### WHAT TO DO
Take from the material every line containing the string "name" and copy it.

### GIVEN DATA
══════════════════════════════

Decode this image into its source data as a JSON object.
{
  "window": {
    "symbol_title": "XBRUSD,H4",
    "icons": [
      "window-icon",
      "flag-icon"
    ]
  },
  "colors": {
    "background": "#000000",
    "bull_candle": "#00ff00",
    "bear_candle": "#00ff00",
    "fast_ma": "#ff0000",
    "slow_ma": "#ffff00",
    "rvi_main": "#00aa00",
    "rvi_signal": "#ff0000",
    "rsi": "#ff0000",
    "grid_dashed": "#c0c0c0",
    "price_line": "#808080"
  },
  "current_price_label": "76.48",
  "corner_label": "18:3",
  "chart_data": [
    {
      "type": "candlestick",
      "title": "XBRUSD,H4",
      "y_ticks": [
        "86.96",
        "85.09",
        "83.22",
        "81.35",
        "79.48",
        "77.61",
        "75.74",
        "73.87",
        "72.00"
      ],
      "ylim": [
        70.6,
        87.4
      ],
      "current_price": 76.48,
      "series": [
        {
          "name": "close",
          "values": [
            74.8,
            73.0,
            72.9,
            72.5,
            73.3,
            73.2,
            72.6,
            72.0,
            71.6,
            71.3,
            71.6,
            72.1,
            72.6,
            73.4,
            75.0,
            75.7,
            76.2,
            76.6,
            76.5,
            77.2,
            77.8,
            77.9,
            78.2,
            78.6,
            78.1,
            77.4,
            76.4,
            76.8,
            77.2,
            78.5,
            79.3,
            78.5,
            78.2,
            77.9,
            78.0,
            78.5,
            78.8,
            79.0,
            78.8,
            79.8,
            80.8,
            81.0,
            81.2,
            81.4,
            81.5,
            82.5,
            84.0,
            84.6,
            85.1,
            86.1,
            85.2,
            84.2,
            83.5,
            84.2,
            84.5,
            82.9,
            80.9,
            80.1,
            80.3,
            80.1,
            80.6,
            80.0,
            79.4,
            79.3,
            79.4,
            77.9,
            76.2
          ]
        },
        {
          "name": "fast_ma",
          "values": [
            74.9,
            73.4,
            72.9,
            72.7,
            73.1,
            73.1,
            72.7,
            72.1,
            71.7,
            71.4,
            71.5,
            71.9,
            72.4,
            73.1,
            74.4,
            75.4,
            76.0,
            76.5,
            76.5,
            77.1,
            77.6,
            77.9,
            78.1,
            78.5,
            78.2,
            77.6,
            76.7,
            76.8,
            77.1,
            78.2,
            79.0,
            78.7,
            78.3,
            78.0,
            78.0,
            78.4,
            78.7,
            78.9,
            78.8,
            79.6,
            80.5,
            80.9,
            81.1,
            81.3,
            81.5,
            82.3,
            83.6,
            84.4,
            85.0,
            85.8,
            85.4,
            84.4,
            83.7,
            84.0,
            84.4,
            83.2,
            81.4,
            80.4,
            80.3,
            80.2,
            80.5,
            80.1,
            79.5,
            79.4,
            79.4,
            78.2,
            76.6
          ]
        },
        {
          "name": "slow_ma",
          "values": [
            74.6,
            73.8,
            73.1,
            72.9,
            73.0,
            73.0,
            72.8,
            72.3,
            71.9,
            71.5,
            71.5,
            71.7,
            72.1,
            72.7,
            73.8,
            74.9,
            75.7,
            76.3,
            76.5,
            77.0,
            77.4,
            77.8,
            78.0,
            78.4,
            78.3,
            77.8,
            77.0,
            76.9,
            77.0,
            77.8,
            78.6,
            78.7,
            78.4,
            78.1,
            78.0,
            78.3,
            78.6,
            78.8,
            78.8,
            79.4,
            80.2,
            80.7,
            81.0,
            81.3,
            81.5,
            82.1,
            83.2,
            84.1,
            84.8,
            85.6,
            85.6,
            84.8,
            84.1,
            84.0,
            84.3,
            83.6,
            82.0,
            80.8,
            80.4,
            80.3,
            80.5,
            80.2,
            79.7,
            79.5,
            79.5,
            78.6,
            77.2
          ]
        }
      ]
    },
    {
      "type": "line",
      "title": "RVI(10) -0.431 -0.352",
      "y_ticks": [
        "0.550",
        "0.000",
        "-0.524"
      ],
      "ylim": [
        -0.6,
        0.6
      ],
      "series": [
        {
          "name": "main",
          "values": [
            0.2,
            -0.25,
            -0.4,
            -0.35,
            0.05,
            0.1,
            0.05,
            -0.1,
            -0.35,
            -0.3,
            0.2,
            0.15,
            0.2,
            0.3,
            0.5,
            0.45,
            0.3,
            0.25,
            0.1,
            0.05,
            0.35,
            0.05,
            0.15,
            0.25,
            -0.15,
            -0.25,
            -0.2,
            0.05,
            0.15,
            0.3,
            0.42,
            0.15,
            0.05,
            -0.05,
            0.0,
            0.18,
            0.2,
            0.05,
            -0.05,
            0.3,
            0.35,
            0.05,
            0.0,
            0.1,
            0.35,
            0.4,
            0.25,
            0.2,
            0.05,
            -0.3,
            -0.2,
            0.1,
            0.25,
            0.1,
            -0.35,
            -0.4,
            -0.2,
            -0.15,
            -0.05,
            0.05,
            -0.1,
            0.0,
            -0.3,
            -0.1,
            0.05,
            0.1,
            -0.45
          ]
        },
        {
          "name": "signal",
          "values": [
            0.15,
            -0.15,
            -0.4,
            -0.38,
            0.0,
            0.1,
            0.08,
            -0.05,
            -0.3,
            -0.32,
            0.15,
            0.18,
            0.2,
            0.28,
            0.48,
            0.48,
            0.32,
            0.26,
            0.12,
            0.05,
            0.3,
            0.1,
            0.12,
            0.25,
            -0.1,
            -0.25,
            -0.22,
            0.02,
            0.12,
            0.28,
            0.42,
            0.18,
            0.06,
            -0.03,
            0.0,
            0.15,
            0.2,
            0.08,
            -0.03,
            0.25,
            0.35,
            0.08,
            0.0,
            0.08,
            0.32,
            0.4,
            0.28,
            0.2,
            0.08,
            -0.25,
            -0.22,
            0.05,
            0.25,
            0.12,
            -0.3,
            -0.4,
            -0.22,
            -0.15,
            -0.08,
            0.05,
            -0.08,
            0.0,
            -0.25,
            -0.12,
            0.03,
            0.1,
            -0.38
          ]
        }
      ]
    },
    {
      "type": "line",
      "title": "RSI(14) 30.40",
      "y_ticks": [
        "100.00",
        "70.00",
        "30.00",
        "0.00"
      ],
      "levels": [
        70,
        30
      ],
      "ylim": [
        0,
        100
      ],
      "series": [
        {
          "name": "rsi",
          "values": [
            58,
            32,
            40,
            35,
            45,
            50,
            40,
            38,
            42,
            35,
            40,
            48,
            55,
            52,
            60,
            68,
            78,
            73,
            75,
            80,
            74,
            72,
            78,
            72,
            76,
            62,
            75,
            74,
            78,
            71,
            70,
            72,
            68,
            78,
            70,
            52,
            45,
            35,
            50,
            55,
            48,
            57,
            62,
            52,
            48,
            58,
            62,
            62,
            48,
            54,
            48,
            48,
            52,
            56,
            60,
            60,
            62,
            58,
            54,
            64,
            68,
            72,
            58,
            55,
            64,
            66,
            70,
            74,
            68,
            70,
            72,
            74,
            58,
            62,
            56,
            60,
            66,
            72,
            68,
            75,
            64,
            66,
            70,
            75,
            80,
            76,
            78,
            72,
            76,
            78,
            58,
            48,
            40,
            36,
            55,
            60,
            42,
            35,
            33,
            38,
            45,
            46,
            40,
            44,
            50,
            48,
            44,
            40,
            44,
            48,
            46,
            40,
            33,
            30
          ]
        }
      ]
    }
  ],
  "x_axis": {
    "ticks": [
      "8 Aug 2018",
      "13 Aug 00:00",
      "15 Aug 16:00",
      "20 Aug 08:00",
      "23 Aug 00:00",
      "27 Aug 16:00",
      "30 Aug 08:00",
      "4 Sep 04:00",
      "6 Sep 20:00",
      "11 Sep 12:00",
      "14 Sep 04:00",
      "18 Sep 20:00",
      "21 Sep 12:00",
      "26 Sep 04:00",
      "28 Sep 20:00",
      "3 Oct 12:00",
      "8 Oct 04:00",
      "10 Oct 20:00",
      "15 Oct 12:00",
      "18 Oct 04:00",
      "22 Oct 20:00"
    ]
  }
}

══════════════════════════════

### EXERCISE OUTPUT
          "name": "close",
          "name": "fast_ma",
          "name": "slow_ma",
          "name": "main",
          "name": "signal",
          "name": "rsi",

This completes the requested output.